Police say he was arrested the previous night driving a black sedan on Interstate 20 in Atlanta, wearing a wig that gave the appearance of dreadlocks.
Authorities had been trailing Sinkfield since Atlanta police issued a warrant for his arrest late last week and captured him after they set up a rolling roadblock on the freeway, said U.S. Marshals fugitive task force member James Ergas. He called the case a very exhausting investigation.
Since last week, it was nonstop pretty much, Ergas said.
Atlanta police declined to release the arrest warrant for Sinkfield, saying its part of an ongoing investigation.
Two other men Demario Ware, 20, and Jquante Crews, 25 have been arrested and charged with murder in the case, but Atlanta police spokesman Eric Schwartz said they believe Sinkfield was the triggerman. The three of them are scheduled to appear in court again on Aug. 19.
Sinkfield, who also spells his first name as Charman, appeared in the small jailhouse courtroom wearing a navy blue shirt and pants and handcuffs. Sinkfield sat with his hands over his eyes until the judge read him the charges.

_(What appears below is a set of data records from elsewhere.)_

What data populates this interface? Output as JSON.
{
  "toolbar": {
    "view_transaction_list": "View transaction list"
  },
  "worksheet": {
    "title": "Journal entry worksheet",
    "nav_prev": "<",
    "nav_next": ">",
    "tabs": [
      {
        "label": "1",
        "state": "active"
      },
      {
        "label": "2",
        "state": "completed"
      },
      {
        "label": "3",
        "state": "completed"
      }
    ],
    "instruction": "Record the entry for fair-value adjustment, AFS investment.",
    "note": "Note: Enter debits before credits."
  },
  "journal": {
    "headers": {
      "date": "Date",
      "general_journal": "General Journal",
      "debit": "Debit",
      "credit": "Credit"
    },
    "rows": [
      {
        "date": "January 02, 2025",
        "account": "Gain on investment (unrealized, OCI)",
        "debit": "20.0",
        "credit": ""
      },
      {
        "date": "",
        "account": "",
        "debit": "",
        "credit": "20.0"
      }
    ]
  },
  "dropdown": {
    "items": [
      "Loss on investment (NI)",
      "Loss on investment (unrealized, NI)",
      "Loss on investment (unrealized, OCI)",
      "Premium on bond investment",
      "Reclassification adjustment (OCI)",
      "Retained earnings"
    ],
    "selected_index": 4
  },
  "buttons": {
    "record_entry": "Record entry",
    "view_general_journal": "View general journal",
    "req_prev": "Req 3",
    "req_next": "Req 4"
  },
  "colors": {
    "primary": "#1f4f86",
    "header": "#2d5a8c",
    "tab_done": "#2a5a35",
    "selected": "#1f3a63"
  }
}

A woman who identified herself as Sinkfields sister but would not give her name declined comment after the hearing.
Sinkfield did not have an attorney with him for the hearing.
He was sentenced to 2 years in jail in Cobb County on burglary and criminal damage charges in 1994, according to the Department of Corrections. In 2002, Sinkfield was sentenced to 10 years in jail after being convicted of drug charges in Cobb County. He was released in 2007.
The 38-year-old Forrest was shot to death on July 25 after he chased a man who robbed him of his championship ring and Rolex watch.
Forrest, a native of Augusta who lived in Atlanta, was a member of the 1992 Olympic team along with Oscar De La Hoya. The fighter later won welterweight and junior middleweight titles and compiled a professional record of 41-3 with 29 knockouts. He gained notoriety when he became the first boxer to defeat Shane Mosley.